Would you return every line of the listing below that has "accounts" in it?

┄┄┄┄┄┄

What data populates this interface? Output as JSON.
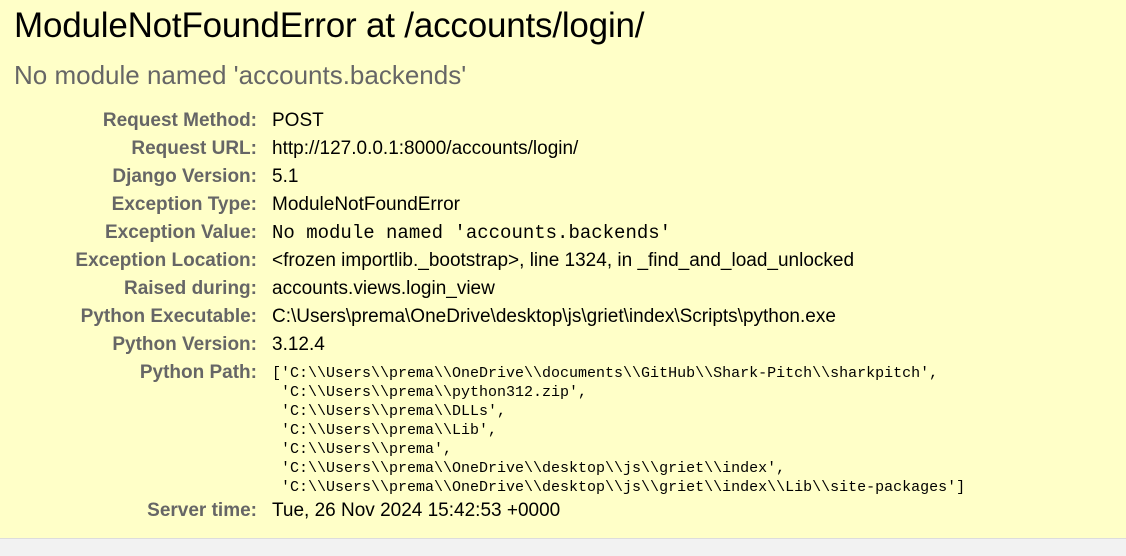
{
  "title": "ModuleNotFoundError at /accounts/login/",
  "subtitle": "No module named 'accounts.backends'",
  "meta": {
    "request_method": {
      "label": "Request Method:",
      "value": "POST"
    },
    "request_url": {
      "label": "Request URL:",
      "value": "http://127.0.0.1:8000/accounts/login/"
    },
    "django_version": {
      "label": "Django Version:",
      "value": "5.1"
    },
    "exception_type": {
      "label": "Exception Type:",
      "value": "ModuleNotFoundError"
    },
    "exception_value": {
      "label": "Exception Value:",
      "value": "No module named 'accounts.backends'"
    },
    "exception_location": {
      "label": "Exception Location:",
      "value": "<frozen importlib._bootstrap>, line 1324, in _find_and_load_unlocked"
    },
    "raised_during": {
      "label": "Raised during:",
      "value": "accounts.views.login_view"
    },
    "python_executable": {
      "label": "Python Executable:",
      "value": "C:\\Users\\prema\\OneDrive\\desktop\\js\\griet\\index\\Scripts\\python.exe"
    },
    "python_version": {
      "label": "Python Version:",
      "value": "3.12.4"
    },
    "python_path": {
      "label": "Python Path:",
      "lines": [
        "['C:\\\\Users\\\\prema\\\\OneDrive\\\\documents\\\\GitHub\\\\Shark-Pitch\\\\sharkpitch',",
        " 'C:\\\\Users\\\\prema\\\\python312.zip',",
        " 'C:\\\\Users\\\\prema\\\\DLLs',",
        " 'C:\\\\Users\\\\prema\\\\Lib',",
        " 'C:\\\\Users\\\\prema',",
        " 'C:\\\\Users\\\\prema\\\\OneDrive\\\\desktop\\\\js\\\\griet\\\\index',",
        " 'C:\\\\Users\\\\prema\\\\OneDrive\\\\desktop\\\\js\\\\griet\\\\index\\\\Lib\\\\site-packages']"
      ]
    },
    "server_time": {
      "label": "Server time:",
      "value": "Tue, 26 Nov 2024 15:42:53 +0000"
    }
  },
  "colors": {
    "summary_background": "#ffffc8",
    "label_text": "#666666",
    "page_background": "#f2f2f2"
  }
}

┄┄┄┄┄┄

#### [Answer section]
  "title": "ModuleNotFoundError at /accounts/login/",
  "subtitle": "No module named 'accounts.backends'",
      "value": "http://127.0.0.1:8000/accounts/login/"
      "value": "No module named 'accounts.backends'"
      "value": "accounts.views.login_view"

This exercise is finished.